During his time at the Mestalla, the 30-year-old has made 373 appearances and earned the captain’s armband following years of domination in Valencia’s midfield. He’s fairly unlucky to have played in a golden generation of Spanish midfielders, with the presence of Andres Iniesta, Xavi and Sergio Busquets having limited him to just four appearances for the national side.
Marcos Llorente (Atletico Madrid)
?Having only signed for Atleti last summer, Llorente’s performance at Anfield has already firmly cemented his place in club folklore.

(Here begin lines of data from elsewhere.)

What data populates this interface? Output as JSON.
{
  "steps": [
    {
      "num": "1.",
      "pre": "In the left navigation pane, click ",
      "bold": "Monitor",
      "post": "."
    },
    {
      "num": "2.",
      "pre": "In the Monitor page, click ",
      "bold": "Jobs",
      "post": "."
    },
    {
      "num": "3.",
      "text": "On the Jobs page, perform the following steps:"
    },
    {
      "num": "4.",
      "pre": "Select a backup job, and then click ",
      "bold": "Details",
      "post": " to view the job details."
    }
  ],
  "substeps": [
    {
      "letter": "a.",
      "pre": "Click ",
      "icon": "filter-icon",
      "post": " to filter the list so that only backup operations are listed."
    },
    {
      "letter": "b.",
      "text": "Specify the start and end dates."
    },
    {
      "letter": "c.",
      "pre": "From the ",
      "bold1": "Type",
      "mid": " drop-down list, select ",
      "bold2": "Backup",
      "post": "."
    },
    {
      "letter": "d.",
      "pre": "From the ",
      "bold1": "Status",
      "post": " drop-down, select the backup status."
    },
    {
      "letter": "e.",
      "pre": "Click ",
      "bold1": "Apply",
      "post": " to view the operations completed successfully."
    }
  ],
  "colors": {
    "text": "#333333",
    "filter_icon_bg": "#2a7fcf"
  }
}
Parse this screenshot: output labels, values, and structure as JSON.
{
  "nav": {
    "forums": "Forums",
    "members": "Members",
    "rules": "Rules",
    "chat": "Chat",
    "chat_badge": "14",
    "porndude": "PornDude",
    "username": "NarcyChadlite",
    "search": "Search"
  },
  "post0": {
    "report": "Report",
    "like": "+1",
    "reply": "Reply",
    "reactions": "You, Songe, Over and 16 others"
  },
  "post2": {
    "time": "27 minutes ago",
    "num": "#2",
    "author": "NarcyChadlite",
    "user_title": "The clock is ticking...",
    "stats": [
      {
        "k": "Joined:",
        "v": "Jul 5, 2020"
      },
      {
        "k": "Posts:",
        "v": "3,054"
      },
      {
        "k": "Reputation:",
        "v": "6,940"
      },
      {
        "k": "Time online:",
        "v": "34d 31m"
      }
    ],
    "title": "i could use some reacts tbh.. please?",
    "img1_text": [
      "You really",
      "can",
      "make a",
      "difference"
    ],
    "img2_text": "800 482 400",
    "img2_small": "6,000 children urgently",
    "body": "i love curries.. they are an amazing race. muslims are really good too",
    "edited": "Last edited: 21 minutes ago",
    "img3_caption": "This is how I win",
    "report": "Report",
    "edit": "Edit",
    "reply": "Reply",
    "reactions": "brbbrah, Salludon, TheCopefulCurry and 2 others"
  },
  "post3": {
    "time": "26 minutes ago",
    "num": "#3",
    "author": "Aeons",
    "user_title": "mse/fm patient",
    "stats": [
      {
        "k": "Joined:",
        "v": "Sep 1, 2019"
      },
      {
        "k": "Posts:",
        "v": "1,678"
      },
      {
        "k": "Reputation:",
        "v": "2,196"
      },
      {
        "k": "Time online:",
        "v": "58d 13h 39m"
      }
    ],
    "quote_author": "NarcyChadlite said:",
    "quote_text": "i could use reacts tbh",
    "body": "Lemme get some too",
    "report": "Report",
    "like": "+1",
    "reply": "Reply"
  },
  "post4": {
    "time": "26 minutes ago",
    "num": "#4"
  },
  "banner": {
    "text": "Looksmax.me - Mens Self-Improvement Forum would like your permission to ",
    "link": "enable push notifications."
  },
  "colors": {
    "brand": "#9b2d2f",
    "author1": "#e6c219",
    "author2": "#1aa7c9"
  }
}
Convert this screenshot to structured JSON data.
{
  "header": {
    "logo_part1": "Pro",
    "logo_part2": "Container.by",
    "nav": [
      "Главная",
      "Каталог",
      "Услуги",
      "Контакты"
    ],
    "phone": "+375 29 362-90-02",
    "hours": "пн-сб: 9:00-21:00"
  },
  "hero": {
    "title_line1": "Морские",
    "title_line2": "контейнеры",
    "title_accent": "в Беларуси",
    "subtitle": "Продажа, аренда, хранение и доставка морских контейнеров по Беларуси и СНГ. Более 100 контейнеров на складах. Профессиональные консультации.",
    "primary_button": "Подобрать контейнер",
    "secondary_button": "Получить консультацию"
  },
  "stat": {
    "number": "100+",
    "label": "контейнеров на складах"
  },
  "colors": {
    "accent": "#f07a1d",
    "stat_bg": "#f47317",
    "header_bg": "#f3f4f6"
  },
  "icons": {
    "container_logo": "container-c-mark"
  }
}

The 25-year-old was tipped for success at Real Madrid, but a consistent run in the first team never followed, leaving Llorente with no other option than to call time on his career at Real Madrid.
The Spaniard is still yet to be a regular starter for Simeone, but his impressive European showing on Merseyside has certainly done his chances of increased game time no harm.
Pablo Sarabia (Paris Saint-Germain)
?Trying to get yourself noticed in a team made up of Neymar, Kylian Mbappe, Angel Di Maria and Edinson Cavani is no easy task, but it’s one that Sarabia has somewhat achieved since his move to France last summer.
Following several seasons of brilliance at Sevilla, the former Real Madrid youth product – who never made an appearance for Los Blancos’ first-team – finally made his big-money move to Paris, and the Spaniard is starting to excel with the Parisians.
Sarabia has scored 14 goals and registered eight assists for a swashbuckling PSG side this season, featuring 36 times and finding the back of the net every 159 minutes on average.
Alvaro Morata (Atletico Madrid)
?Having played for Real Madrid, Juventus, Chelsea and Atletico, Morata must be good at football. Yet, he seemingly fails to live up to expectations at pretty much every club he arrives at, and his time at the Bernabeu was no different.
Morata’s wastefulness in front of goal proved too frustrating for Real, who decided not to persist with the striker who had been at the club since 2008.
However, Morata seems to have found comfort at neighbouring Atleti, and he certainly seemed to enjoy his 121st-minute winner at Anfield.
Marcos Alonso (Chelsea)
?Despite receiving a fair amount of criticism for his defensive deficiencies, the Chelsea left-back still has one hell of a left foot, and has proved time and time again that he can make a big impact for the Blues.
The Spaniard has certainly come a long way since his one and only appearance for Madrid, stopping at Bolton and Sunderland en route, and has won the Premier League, FA Cup and Europa League during his time at Stamford Bridge.
Jose Callejon (Napoli)
Now Callejon did play 77 times for Real, but since his move to Napoli in 2013, the Spanish winger has showcased the best of his ability.
The 33-year-old has scored 80 goals in a little under seven years in Italy, terrorising defences with his blistering pace, power and trickery.
Los Blancos have had a fair few world-beating wide men since Callejon’s departure, so they have hardly missed the presence of the Spaniard, but who knows what he could have achieved had he been given a little more responsibility at the Bernabeu.
Juan Mata (Manchester United)
?One of the nice guys of modern football, Mata has been in and around the world’s best teams for what seems like an eternity.
His sensational showings at Valencia, then Chelsea, and now Manchester United have earned him plenty of plaudits, with the little maestro consistently providing world-class performances, even in times of adversity.
One of the most technically-gifted players currently plying his trade in the Premier League, Mata clearly learned a thing or two from his time in Madrid, and English football fans can only be thankful that he didn’t stay in the Spanish capital.